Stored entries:

+---+

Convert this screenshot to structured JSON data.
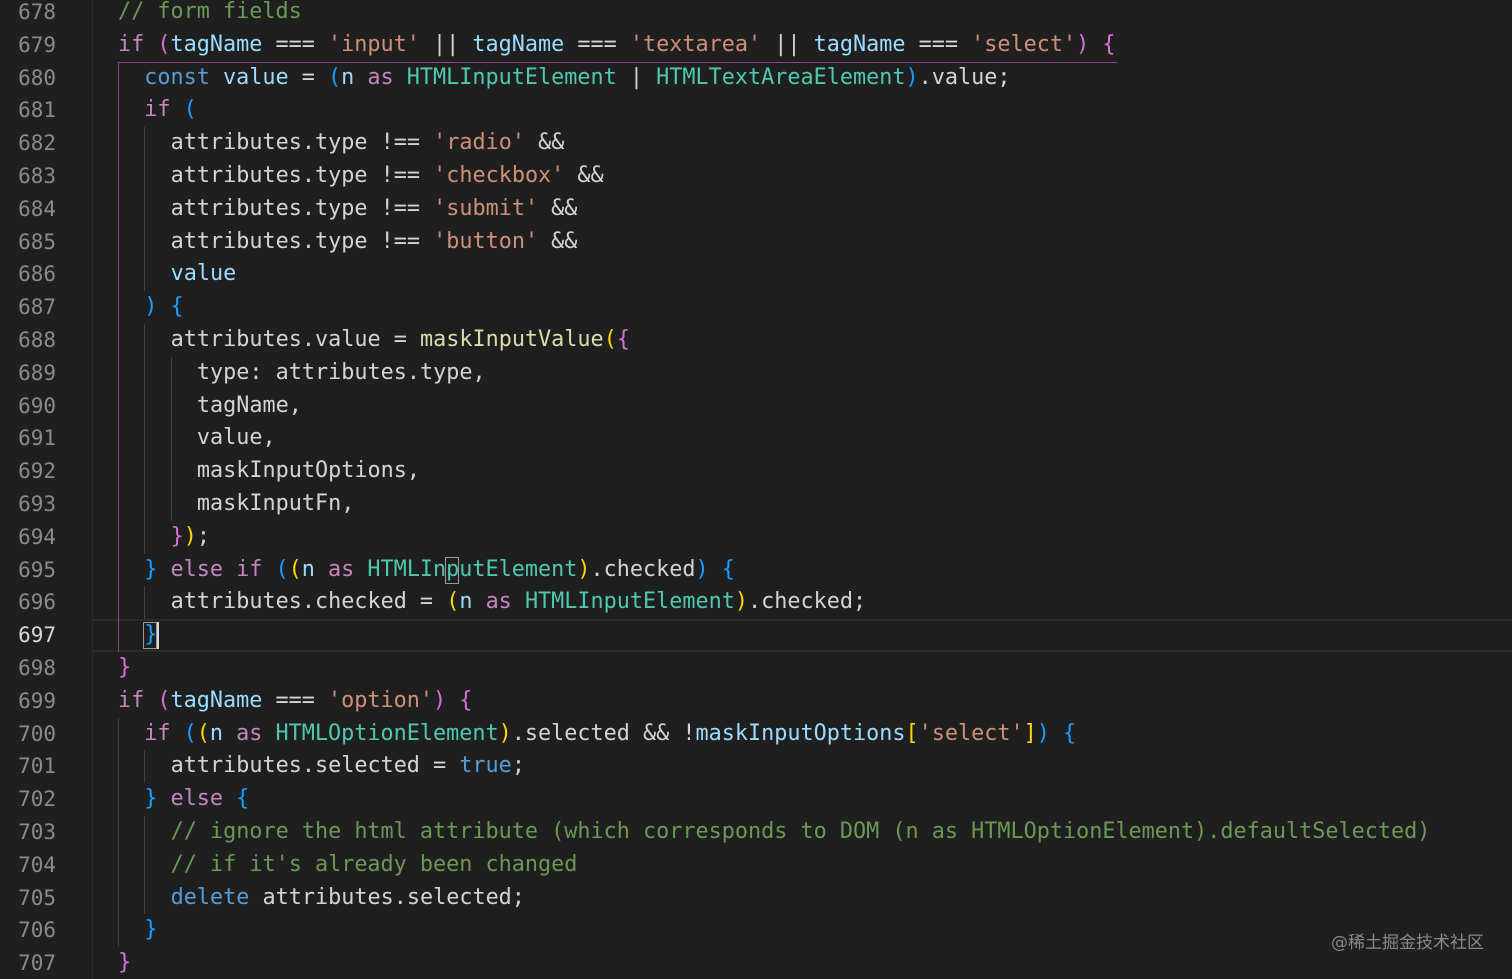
{
  "editor": {
    "active_line": 697,
    "watermark": "@稀土掘金技术社区"
  },
  "lines": [
    {
      "n": 678,
      "indent": 1,
      "tokens": [
        [
          "// form fields",
          "com"
        ]
      ]
    },
    {
      "n": 679,
      "indent": 1,
      "tokens": [
        [
          "if",
          "ctl"
        ],
        [
          " ",
          "plain"
        ],
        [
          "(",
          "b2"
        ],
        [
          "tagName",
          "var"
        ],
        [
          " === ",
          "op"
        ],
        [
          "'input'",
          "str"
        ],
        [
          " || ",
          "op"
        ],
        [
          "tagName",
          "var"
        ],
        [
          " === ",
          "op"
        ],
        [
          "'textarea'",
          "str"
        ],
        [
          " || ",
          "op"
        ],
        [
          "tagName",
          "var"
        ],
        [
          " === ",
          "op"
        ],
        [
          "'select'",
          "str"
        ],
        [
          ")",
          "b2"
        ],
        [
          " ",
          "plain"
        ],
        [
          "{",
          "b2"
        ]
      ]
    },
    {
      "n": 680,
      "indent": 2,
      "tokens": [
        [
          "const",
          "kw"
        ],
        [
          " ",
          "plain"
        ],
        [
          "value",
          "var"
        ],
        [
          " = ",
          "op"
        ],
        [
          "(",
          "b3"
        ],
        [
          "n",
          "var"
        ],
        [
          " ",
          "plain"
        ],
        [
          "as",
          "ctl"
        ],
        [
          " ",
          "plain"
        ],
        [
          "HTMLInputElement",
          "type"
        ],
        [
          " | ",
          "op"
        ],
        [
          "HTMLTextAreaElement",
          "type"
        ],
        [
          ")",
          "b3"
        ],
        [
          ".value;",
          "prop"
        ]
      ]
    },
    {
      "n": 681,
      "indent": 2,
      "tokens": [
        [
          "if",
          "ctl"
        ],
        [
          " ",
          "plain"
        ],
        [
          "(",
          "b3"
        ]
      ]
    },
    {
      "n": 682,
      "indent": 3,
      "tokens": [
        [
          "attributes",
          "prop"
        ],
        [
          ".type",
          "prop"
        ],
        [
          " !== ",
          "op"
        ],
        [
          "'radio'",
          "str"
        ],
        [
          " &&",
          "op"
        ]
      ]
    },
    {
      "n": 683,
      "indent": 3,
      "tokens": [
        [
          "attributes",
          "prop"
        ],
        [
          ".type",
          "prop"
        ],
        [
          " !== ",
          "op"
        ],
        [
          "'checkbox'",
          "str"
        ],
        [
          " &&",
          "op"
        ]
      ]
    },
    {
      "n": 684,
      "indent": 3,
      "tokens": [
        [
          "attributes",
          "prop"
        ],
        [
          ".type",
          "prop"
        ],
        [
          " !== ",
          "op"
        ],
        [
          "'submit'",
          "str"
        ],
        [
          " &&",
          "op"
        ]
      ]
    },
    {
      "n": 685,
      "indent": 3,
      "tokens": [
        [
          "attributes",
          "prop"
        ],
        [
          ".type",
          "prop"
        ],
        [
          " !== ",
          "op"
        ],
        [
          "'button'",
          "str"
        ],
        [
          " &&",
          "op"
        ]
      ]
    },
    {
      "n": 686,
      "indent": 3,
      "tokens": [
        [
          "value",
          "var"
        ]
      ]
    },
    {
      "n": 687,
      "indent": 2,
      "tokens": [
        [
          ")",
          "b3"
        ],
        [
          " ",
          "plain"
        ],
        [
          "{",
          "b3"
        ]
      ]
    },
    {
      "n": 688,
      "indent": 3,
      "tokens": [
        [
          "attributes",
          "prop"
        ],
        [
          ".value",
          "prop"
        ],
        [
          " = ",
          "op"
        ],
        [
          "maskInputValue",
          "fn"
        ],
        [
          "(",
          "b1"
        ],
        [
          "{",
          "b2"
        ]
      ]
    },
    {
      "n": 689,
      "indent": 4,
      "tokens": [
        [
          "type",
          "prop"
        ],
        [
          ": ",
          "op"
        ],
        [
          "attributes",
          "prop"
        ],
        [
          ".type,",
          "prop"
        ]
      ]
    },
    {
      "n": 690,
      "indent": 4,
      "tokens": [
        [
          "tagName,",
          "prop"
        ]
      ]
    },
    {
      "n": 691,
      "indent": 4,
      "tokens": [
        [
          "value,",
          "prop"
        ]
      ]
    },
    {
      "n": 692,
      "indent": 4,
      "tokens": [
        [
          "maskInputOptions,",
          "prop"
        ]
      ]
    },
    {
      "n": 693,
      "indent": 4,
      "tokens": [
        [
          "maskInputFn,",
          "prop"
        ]
      ]
    },
    {
      "n": 694,
      "indent": 3,
      "tokens": [
        [
          "}",
          "b2"
        ],
        [
          ")",
          "b1"
        ],
        [
          ";",
          "op"
        ]
      ]
    },
    {
      "n": 695,
      "indent": 2,
      "tokens": [
        [
          "}",
          "b3"
        ],
        [
          " ",
          "plain"
        ],
        [
          "else",
          "ctl"
        ],
        [
          " ",
          "plain"
        ],
        [
          "if",
          "ctl"
        ],
        [
          " ",
          "plain"
        ],
        [
          "(",
          "b3"
        ],
        [
          "(",
          "b1"
        ],
        [
          "n",
          "var"
        ],
        [
          " ",
          "plain"
        ],
        [
          "as",
          "ctl"
        ],
        [
          " ",
          "plain"
        ],
        [
          "HTMLInputElement",
          "type"
        ],
        [
          ")",
          "b1"
        ],
        [
          ".checked",
          "prop"
        ],
        [
          ")",
          "b3"
        ],
        [
          " ",
          "plain"
        ],
        [
          "{",
          "b3"
        ]
      ]
    },
    {
      "n": 696,
      "indent": 3,
      "tokens": [
        [
          "attributes",
          "prop"
        ],
        [
          ".checked",
          "prop"
        ],
        [
          " = ",
          "op"
        ],
        [
          "(",
          "b1"
        ],
        [
          "n",
          "var"
        ],
        [
          " ",
          "plain"
        ],
        [
          "as",
          "ctl"
        ],
        [
          " ",
          "plain"
        ],
        [
          "HTMLInputElement",
          "type"
        ],
        [
          ")",
          "b1"
        ],
        [
          ".checked;",
          "prop"
        ]
      ]
    },
    {
      "n": 697,
      "indent": 2,
      "tokens": [
        [
          "}",
          "b3"
        ]
      ]
    },
    {
      "n": 698,
      "indent": 1,
      "tokens": [
        [
          "}",
          "b2"
        ]
      ]
    },
    {
      "n": 699,
      "indent": 1,
      "tokens": [
        [
          "if",
          "ctl"
        ],
        [
          " ",
          "plain"
        ],
        [
          "(",
          "b2"
        ],
        [
          "tagName",
          "var"
        ],
        [
          " === ",
          "op"
        ],
        [
          "'option'",
          "str"
        ],
        [
          ")",
          "b2"
        ],
        [
          " ",
          "plain"
        ],
        [
          "{",
          "b2"
        ]
      ]
    },
    {
      "n": 700,
      "indent": 2,
      "tokens": [
        [
          "if",
          "ctl"
        ],
        [
          " ",
          "plain"
        ],
        [
          "(",
          "b3"
        ],
        [
          "(",
          "b1"
        ],
        [
          "n",
          "var"
        ],
        [
          " ",
          "plain"
        ],
        [
          "as",
          "ctl"
        ],
        [
          " ",
          "plain"
        ],
        [
          "HTMLOptionElement",
          "type"
        ],
        [
          ")",
          "b1"
        ],
        [
          ".selected",
          "prop"
        ],
        [
          " && ",
          "op"
        ],
        [
          "!",
          "op"
        ],
        [
          "maskInputOptions",
          "var"
        ],
        [
          "[",
          "b1"
        ],
        [
          "'select'",
          "str"
        ],
        [
          "]",
          "b1"
        ],
        [
          ")",
          "b3"
        ],
        [
          " ",
          "plain"
        ],
        [
          "{",
          "b3"
        ]
      ]
    },
    {
      "n": 701,
      "indent": 3,
      "tokens": [
        [
          "attributes",
          "prop"
        ],
        [
          ".selected",
          "prop"
        ],
        [
          " = ",
          "op"
        ],
        [
          "true",
          "kw"
        ],
        [
          ";",
          "op"
        ]
      ]
    },
    {
      "n": 702,
      "indent": 2,
      "tokens": [
        [
          "}",
          "b3"
        ],
        [
          " ",
          "plain"
        ],
        [
          "else",
          "ctl"
        ],
        [
          " ",
          "plain"
        ],
        [
          "{",
          "b3"
        ]
      ]
    },
    {
      "n": 703,
      "indent": 3,
      "tokens": [
        [
          "// ignore the html attribute (which corresponds to DOM (n as HTMLOptionElement).defaultSelected)",
          "com"
        ]
      ]
    },
    {
      "n": 704,
      "indent": 3,
      "tokens": [
        [
          "// if it's already been changed",
          "com"
        ]
      ]
    },
    {
      "n": 705,
      "indent": 3,
      "tokens": [
        [
          "delete",
          "kw"
        ],
        [
          " ",
          "plain"
        ],
        [
          "attributes",
          "prop"
        ],
        [
          ".selected;",
          "prop"
        ]
      ]
    },
    {
      "n": 706,
      "indent": 2,
      "tokens": [
        [
          "}",
          "b3"
        ]
      ]
    },
    {
      "n": 707,
      "indent": 1,
      "tokens": [
        [
          "}",
          "b2"
        ]
      ]
    }
  ],
  "colors": {
    "background": "#1f1f1f",
    "keyword": "#569cd6",
    "control": "#c586c0",
    "variable": "#9cdcfe",
    "string": "#ce9178",
    "type": "#4ec9b0",
    "function": "#dcdcaa",
    "comment": "#6a9955",
    "bracket_1": "#ffd700",
    "bracket_2": "#da70d6",
    "bracket_3": "#179fff"
  }
}
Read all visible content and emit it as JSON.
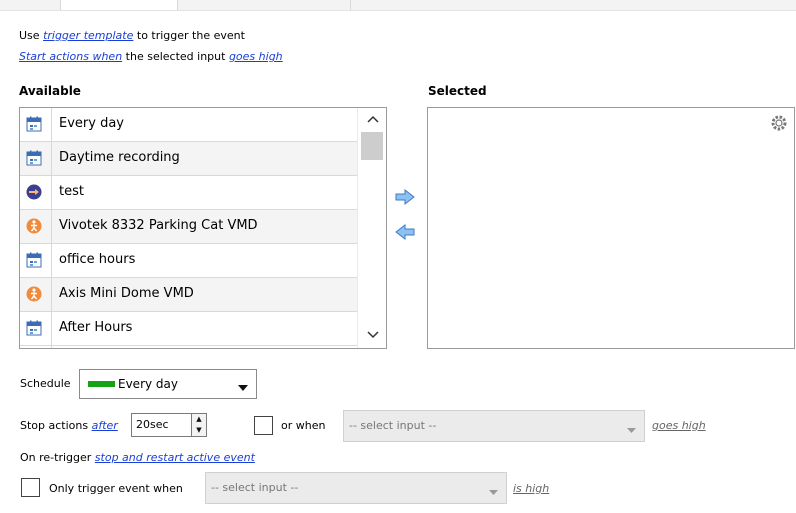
{
  "trigger": {
    "use_prefix": "Use",
    "trigger_template_link": "trigger template",
    "use_suffix": "to trigger the event",
    "start_actions_link": "Start actions when",
    "selected_input_text": "the selected input",
    "goes_high_link": "goes high"
  },
  "available": {
    "header": "Available",
    "items": [
      {
        "label": "Every day",
        "icon": "calendar-icon"
      },
      {
        "label": "Daytime recording",
        "icon": "calendar-icon"
      },
      {
        "label": "test",
        "icon": "pointing-hand-icon"
      },
      {
        "label": "Vivotek 8332 Parking Cat VMD",
        "icon": "motion-person-icon"
      },
      {
        "label": "office hours",
        "icon": "calendar-icon"
      },
      {
        "label": "Axis Mini Dome VMD",
        "icon": "motion-person-icon"
      },
      {
        "label": "After Hours",
        "icon": "calendar-icon"
      }
    ]
  },
  "selected": {
    "header": "Selected"
  },
  "schedule": {
    "label": "Schedule",
    "value": "Every day",
    "swatch_color": "#15a315"
  },
  "stop_actions": {
    "label": "Stop actions",
    "after_link": "after",
    "duration_value": "20sec",
    "or_when_label": "or when",
    "select_input_placeholder": "-- select input --",
    "goes_high_link": "goes high"
  },
  "retrigger": {
    "label": "On re-trigger",
    "link": "stop and restart active event"
  },
  "only_trigger": {
    "label": "Only trigger event when",
    "select_input_placeholder": "-- select input --",
    "is_high_link": "is high"
  },
  "colors": {
    "link": "#1a3fd6",
    "arrow": "#4a8fd8",
    "schedule_swatch": "#15a315"
  }
}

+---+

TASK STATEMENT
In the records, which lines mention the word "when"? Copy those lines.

RESULT
    "start_actions_link": "Start actions when",
    "or_when_label": "or when",
    "label": "Only trigger event when",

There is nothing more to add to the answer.